From beginnings roughly about the year 1000, greater stability came to the lands of Western Europe. With the brief exception of the Mongol incursions, major barbarian invasions had ceased. The advance of Christian kingdoms and military orders into previously pagan regions in the Baltic and Finnic northeast brought the forced assimilation of numerous native peoples to the European entity.
The "High Middle Ages" describes the expansionist culture and intellectual revival from the late 11th century to the beginning of the 14th. The High Middle Ages saw an explosion in population. In central and northern Italy and in Flanders the rise of towns that were self-governing to some degree within their territories marked a beginning for re-urbanization in Western Europe.

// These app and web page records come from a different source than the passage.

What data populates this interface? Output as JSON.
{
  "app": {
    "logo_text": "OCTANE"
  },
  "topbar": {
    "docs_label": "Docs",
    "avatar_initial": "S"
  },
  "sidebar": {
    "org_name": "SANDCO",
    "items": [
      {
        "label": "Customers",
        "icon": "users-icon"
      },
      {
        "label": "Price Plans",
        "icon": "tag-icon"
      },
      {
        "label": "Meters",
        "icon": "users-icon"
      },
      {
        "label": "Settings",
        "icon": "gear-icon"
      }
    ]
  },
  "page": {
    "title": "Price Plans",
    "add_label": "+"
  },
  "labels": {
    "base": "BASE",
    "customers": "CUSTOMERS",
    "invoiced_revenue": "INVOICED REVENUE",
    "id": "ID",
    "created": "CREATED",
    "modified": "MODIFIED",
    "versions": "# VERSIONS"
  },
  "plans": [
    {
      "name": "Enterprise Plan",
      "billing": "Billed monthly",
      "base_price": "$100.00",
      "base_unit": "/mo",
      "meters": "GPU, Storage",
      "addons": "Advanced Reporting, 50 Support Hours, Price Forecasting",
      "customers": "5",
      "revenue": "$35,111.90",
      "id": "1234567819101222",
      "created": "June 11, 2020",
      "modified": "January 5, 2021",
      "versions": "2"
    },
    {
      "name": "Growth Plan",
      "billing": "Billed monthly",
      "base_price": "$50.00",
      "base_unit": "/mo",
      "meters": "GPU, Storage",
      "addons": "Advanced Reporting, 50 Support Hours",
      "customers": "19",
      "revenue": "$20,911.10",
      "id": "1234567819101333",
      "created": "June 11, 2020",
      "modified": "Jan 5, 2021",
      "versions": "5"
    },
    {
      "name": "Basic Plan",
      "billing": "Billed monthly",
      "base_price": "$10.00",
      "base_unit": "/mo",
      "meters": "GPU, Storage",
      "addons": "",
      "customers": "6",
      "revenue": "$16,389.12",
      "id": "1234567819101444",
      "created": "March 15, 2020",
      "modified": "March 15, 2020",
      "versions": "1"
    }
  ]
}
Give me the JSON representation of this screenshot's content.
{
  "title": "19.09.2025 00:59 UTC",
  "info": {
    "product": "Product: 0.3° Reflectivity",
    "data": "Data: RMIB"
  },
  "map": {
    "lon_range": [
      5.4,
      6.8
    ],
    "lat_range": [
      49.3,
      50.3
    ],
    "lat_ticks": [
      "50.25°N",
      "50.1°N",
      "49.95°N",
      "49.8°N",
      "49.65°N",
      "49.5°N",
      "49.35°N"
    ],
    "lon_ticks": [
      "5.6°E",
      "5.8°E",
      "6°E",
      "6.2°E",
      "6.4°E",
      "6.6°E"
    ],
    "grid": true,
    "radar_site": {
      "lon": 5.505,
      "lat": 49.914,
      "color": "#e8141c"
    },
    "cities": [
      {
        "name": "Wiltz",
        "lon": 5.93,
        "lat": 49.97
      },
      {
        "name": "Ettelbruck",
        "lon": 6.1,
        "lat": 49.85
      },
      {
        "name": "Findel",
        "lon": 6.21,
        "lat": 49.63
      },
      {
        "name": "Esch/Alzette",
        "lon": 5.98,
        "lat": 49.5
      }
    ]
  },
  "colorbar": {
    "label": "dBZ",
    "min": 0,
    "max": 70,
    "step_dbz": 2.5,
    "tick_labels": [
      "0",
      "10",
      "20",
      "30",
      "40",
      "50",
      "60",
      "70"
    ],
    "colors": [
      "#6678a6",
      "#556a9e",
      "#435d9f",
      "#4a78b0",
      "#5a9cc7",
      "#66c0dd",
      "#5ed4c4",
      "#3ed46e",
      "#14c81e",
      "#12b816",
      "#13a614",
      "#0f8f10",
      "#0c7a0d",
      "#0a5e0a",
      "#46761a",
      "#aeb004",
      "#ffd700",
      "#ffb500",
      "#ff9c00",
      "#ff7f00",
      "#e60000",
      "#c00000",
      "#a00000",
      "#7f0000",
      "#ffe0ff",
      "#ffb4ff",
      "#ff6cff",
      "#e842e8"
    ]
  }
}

In Spain and Portugal, a slow reconquest of the urbane and literate Muslim-ruled territories began. One consequence of this was that the Latin-literate world gained access to libraries that included classical literature and philosophy.
Through translations these libraries gave rise to a vogue for the philosophy of Aristotle. Meanwhile, trade grew throughout Europe as the dangers of travel were reduced, and steady economic growth resumed. This period saw the formation of the Hanseatic League and other trading and banking institutions that operated across Western Europe. The first universities were established in major European cities from 1080 onwards, bringing in a new interest and inquisitiveness about the world. Literacy began to grow, and there were major advances in art, sculpture, music and architecture. Large cathedrals were built across Europe, first in the Romanesque, and later in the more decorative gothic style.
The East-West Schism of 1054 formally separated the Christian church into two parts: Western Catholicism in Western Europe and Eastern Orthodoxy in the east. It occurred when Pope Leo IX and Patriarch Michael I excommunicated each other, mainly over disputes as...